A construction worker injured Monday morning in an industrial accident at Naval Base Kitsap-Bremerton is in serious condition at Harborview Medical Center in Seattle.

The 48-year-old Enumclaw man was working for subcontractor American Civil Constructors of Lakewood, Colo., on a new aircraft carrier maintenance pier, according to a news release from Naval Facilities Engineering Command Northwest. He was hit by a spreader beam that was being lowered by a barge crane.

Washington’s workers compensation laws keep workers from being able to sue employers (or fellow employees) for injuries at work. However, employers of a subcontractor can make personal injury claims against (1) employees of other subcontractors and (2) the general contractor for failure to maintain a safe jobsite. In this case the injured worker–in addition to being entitled to workers compensation benefits–may also have claims against the crane operator and his employer (whether another subcontractor or the general contractor).

These claims are independent of each other and can be pursued contemporaneously. While workers can receive medical treatment and recover a portion of their lost wages through workers compensation (administered by the Department of Labor and Industries), the remedies are really pretty inadequate compared to the potential recovery associated with a personal injury claim where they could recover for their pain, loss of enjoyment of life, etc. as it applies to them.

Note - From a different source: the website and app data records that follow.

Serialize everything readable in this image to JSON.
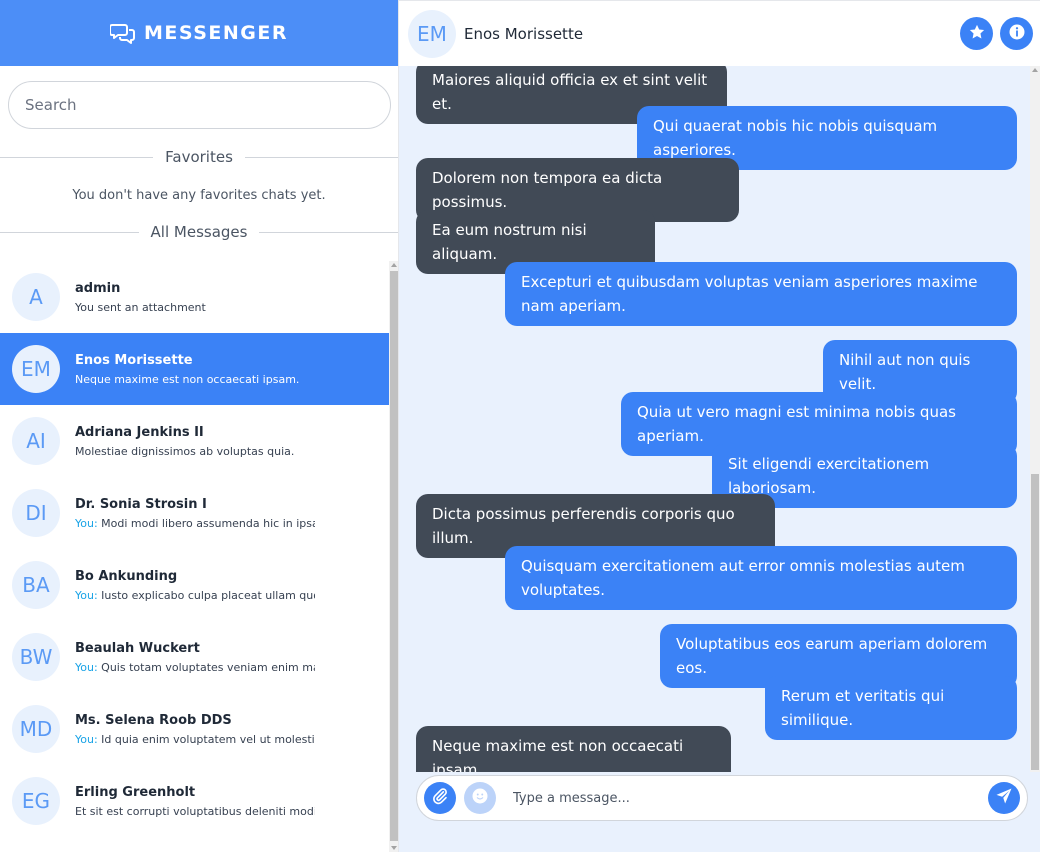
{
  "app": {
    "title": "MESSENGER",
    "logo_icon": "chat-bubbles-icon"
  },
  "search": {
    "placeholder": "Search",
    "value": ""
  },
  "favorites": {
    "heading": "Favorites",
    "empty_text": "You don't have any favorites chats yet."
  },
  "all_messages": {
    "heading": "All Messages"
  },
  "contacts": [
    {
      "initials": "A",
      "name": "admin",
      "you_prefix": "",
      "preview": "You sent an attachment",
      "active": false
    },
    {
      "initials": "EM",
      "name": "Enos Morissette",
      "you_prefix": "",
      "preview": "Neque maxime est non occaecati ipsam.",
      "active": true
    },
    {
      "initials": "AI",
      "name": "Adriana Jenkins II",
      "you_prefix": "",
      "preview": "Molestiae dignissimos ab voluptas quia.",
      "active": false
    },
    {
      "initials": "DI",
      "name": "Dr. Sonia Strosin I",
      "you_prefix": "You:",
      "preview": " Modi modi libero assumenda hic in ipsa",
      "active": false
    },
    {
      "initials": "BA",
      "name": "Bo Ankunding",
      "you_prefix": "You:",
      "preview": " Iusto explicabo culpa placeat ullam quo",
      "active": false
    },
    {
      "initials": "BW",
      "name": "Beaulah Wuckert",
      "you_prefix": "You:",
      "preview": " Quis totam voluptates veniam enim mai",
      "active": false
    },
    {
      "initials": "MD",
      "name": "Ms. Selena Roob DDS",
      "you_prefix": "You:",
      "preview": " Id quia enim voluptatem vel ut molestias",
      "active": false
    },
    {
      "initials": "EG",
      "name": "Erling Greenholt",
      "you_prefix": "",
      "preview": "Et sit est corrupti voluptatibus deleniti modi e",
      "active": false
    }
  ],
  "chat": {
    "avatar_initials": "EM",
    "contact_name": "Enos Morissette",
    "favorite_icon": "star-icon",
    "info_icon": "info-icon"
  },
  "messages": [
    {
      "direction": "in",
      "text": "Maiores aliquid officia ex et sint velit et."
    },
    {
      "direction": "out",
      "text": "Qui quaerat nobis hic nobis quisquam asperiores."
    },
    {
      "direction": "in",
      "text": "Dolorem non tempora ea dicta possimus."
    },
    {
      "direction": "in",
      "text": "Ea eum nostrum nisi aliquam."
    },
    {
      "direction": "out",
      "text": "Excepturi et quibusdam voluptas veniam asperiores maxime nam aperiam."
    },
    {
      "direction": "out",
      "text": "Nihil aut non quis velit."
    },
    {
      "direction": "out",
      "text": "Quia ut vero magni est minima nobis quas aperiam."
    },
    {
      "direction": "out",
      "text": "Sit eligendi exercitationem laboriosam."
    },
    {
      "direction": "in",
      "text": "Dicta possimus perferendis corporis quo illum."
    },
    {
      "direction": "out",
      "text": "Quisquam exercitationem aut error omnis molestias autem voluptates."
    },
    {
      "direction": "out",
      "text": "Voluptatibus eos earum aperiam dolorem eos."
    },
    {
      "direction": "out",
      "text": "Rerum et veritatis qui similique."
    },
    {
      "direction": "in",
      "text": "Neque maxime est non occaecati ipsam."
    }
  ],
  "composer": {
    "placeholder": "Type a message...",
    "value": "",
    "attach_icon": "paperclip-icon",
    "emoji_icon": "emoji-icon",
    "send_icon": "send-icon"
  },
  "colors": {
    "accent": "#3b82f6",
    "header_bg": "#4c8ef7",
    "incoming_bubble": "#414a56",
    "chat_bg": "#e9f1fd",
    "you_prefix": "#19a3e6"
  }
}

Do you think that workers compensation benefits should be broader? Should they include the same categories as damages in a personal injury lawsuit? Should the Department of Labor and Industries make payments for pain and suffering?